Page and application data records:
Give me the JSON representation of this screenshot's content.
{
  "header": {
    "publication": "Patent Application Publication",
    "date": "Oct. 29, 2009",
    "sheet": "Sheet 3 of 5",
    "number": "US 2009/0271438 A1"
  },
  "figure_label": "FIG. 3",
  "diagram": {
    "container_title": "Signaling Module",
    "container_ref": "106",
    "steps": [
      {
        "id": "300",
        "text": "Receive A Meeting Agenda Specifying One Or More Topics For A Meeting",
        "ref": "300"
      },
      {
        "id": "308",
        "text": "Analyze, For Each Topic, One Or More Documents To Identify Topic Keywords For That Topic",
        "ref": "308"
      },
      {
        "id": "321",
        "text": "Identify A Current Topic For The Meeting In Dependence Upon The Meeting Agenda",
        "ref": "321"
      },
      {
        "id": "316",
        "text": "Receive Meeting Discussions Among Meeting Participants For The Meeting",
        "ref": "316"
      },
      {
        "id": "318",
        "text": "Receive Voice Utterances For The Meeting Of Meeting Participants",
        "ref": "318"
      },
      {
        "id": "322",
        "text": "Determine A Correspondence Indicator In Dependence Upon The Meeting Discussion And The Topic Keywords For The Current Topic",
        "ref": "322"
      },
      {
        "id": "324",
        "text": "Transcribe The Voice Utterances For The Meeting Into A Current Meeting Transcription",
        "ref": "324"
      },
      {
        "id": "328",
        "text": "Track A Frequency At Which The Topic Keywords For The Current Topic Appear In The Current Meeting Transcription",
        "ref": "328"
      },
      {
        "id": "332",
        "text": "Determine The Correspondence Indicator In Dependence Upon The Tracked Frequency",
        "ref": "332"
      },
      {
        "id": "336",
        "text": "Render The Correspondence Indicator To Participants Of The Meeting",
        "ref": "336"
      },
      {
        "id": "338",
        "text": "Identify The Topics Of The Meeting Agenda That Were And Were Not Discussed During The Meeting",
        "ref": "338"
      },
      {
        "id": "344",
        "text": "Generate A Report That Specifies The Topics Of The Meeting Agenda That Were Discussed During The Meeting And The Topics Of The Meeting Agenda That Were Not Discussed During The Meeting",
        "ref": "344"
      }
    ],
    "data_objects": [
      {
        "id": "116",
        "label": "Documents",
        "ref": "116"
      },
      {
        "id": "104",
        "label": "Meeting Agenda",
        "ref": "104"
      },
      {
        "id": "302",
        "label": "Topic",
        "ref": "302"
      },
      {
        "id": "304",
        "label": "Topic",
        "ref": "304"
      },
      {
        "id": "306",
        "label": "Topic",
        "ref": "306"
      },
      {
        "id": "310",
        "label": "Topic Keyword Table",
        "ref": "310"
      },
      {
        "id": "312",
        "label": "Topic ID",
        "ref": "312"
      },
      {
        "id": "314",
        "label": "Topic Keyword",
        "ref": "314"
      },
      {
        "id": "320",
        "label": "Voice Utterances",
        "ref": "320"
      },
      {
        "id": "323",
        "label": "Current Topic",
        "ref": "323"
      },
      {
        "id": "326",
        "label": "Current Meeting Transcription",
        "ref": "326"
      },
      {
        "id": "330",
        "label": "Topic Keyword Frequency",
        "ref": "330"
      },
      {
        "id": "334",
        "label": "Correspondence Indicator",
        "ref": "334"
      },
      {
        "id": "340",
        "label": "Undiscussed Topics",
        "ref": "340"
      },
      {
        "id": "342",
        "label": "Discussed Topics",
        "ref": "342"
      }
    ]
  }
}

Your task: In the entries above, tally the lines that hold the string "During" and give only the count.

Solution for this exercise: 2